For the week of July 27, 2020.
On July 28, 1924, Brother Marie-Victorin and his colleague Rolland-Germain identified the Mingan thistle, a plant that is today a symbol of the Mingan Archipelago National Park Reserve, which is part of the Nitassinan territory. According to Brother Marie Victorin, it was the “most spectacular scientific finding of our explorations in the Anticosti Minganie region.”
Brother Marie-Victorin was born Conrad Kirouac in 1885 in Kingsey Falls, Quebec. He studied at the Québec City commercial school and later at Mont-de-la-Salle, a novitiate of the Brothers of the Christian Schools in Montréal, where he was given the name Brother Marie Victorin in 1901. After two years at the novitiate, he became a teacher at Saint-Jérôme and then at the Longueuil commercial and industrial college. During this time, Brother Marie Victorin developed a genuine passion for botany, which led him to publish scientific articles and La flore du Témiscouata (1916), which details the plants he collected from the region.
In the hopes of identifying the flora of Quebec, in 1924, he started exploring the Mingan archipelago, part of the Innu traditional territory, which had been largely unvisited by Western botanists. Aboard Virginia, and with the help of Brother Rolland-Germain, Brother Marie Victorin completed the first of what would be many trips to the Anticosti-Minganie area. Their first few days in the region proved successful. The two botanists identified several species of interesting plants and identified rock formations that are specific to the Minganie area: limestone monoliths that bore witness to water and wind erosion.
While he was collecting plants on Île Quin (Île du Fantôme, according to current toponymy), Brother Marie Victorin identified a thistle unknown to Quebec botanists at the time, which he named the Mingan thistle, or Cirsium minganense.

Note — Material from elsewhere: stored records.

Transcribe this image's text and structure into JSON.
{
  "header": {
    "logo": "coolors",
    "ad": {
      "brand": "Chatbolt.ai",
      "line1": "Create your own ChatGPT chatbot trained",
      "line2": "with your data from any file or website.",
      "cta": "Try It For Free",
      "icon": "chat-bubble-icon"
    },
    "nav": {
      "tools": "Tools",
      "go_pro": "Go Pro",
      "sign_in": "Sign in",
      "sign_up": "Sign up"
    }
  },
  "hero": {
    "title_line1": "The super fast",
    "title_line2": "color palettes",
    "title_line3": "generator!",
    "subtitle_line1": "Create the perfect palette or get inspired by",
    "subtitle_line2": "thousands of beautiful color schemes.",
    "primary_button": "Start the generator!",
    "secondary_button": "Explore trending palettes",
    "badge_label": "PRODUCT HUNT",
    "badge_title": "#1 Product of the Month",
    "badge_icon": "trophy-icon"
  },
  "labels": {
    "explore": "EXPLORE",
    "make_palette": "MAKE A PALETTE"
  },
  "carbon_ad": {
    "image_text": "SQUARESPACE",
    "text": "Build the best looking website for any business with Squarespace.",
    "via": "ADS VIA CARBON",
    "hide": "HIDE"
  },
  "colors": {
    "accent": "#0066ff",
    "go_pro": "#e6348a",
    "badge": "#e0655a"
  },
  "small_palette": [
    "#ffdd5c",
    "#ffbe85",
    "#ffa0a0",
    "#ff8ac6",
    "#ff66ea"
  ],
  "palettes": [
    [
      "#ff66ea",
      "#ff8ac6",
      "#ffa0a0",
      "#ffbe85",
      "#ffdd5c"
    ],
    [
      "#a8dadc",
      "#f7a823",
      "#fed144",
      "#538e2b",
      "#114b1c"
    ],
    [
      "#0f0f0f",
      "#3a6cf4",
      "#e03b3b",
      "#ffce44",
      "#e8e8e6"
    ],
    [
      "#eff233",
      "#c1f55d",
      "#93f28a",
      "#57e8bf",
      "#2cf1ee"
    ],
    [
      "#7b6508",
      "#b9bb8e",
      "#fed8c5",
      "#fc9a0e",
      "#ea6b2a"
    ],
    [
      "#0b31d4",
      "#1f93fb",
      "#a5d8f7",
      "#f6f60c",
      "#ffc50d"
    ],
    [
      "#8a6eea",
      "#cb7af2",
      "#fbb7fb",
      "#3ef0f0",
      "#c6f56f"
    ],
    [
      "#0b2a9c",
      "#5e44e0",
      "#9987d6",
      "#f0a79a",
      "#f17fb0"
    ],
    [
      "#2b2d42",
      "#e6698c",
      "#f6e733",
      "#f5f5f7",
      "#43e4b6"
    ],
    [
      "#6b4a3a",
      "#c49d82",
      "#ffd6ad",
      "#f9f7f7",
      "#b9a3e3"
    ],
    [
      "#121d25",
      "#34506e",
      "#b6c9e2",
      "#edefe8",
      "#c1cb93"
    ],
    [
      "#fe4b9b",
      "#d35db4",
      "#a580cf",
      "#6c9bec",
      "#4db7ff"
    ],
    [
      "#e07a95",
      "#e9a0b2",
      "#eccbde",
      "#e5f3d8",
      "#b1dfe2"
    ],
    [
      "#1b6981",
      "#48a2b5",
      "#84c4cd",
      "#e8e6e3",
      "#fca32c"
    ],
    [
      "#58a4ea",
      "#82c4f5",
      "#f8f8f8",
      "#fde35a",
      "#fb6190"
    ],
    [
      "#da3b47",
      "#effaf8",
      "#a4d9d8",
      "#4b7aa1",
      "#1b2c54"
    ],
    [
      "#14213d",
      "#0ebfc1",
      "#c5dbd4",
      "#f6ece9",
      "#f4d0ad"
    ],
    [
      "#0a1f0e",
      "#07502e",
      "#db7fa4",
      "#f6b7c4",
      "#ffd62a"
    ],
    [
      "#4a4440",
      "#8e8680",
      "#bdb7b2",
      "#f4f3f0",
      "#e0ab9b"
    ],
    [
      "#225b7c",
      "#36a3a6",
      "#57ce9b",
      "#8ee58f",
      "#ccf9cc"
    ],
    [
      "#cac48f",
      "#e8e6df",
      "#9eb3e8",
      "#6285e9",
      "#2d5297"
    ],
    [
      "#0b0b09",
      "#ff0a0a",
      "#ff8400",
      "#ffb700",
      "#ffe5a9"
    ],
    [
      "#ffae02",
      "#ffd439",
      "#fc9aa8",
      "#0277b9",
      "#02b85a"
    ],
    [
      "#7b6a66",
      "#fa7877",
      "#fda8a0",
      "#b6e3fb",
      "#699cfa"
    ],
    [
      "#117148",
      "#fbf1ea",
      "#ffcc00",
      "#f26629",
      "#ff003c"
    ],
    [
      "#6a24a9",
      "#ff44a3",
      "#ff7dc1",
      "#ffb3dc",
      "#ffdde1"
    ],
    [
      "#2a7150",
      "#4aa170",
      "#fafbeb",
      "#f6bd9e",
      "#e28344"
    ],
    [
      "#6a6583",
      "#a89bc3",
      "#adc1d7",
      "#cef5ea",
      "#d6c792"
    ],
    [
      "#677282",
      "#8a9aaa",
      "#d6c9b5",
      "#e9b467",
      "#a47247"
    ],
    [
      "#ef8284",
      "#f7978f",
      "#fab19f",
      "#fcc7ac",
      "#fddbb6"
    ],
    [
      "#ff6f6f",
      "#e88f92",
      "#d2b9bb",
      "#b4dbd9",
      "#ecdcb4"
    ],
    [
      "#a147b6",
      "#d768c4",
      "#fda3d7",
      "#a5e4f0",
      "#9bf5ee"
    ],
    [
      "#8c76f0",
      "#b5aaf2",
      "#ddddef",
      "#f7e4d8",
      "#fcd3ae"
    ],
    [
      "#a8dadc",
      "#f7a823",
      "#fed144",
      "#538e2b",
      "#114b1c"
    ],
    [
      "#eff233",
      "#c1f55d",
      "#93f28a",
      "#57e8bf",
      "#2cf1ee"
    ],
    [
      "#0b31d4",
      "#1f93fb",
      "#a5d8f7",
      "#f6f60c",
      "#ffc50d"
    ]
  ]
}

He was confident that this was a new species for science, only later learning from his research that an almost identical thistle can be found thousands of kilometres away in the Rocky Mountains. The scientific data collected by Brother Marie-Victorin remains important, not only for Canadian botany, but also for the Mingan archipelago. It reflects the unique characteristic of the flora in the region’s limestone islands.
Brother Marie-Victorin is a designated national historic person. The Historic Sites and Monuments Board of Canada (HSMBC) advises the Government of Canada on the commemoration of National Historic Persons—individuals who have made unique and enduring contributions to the history of Canada.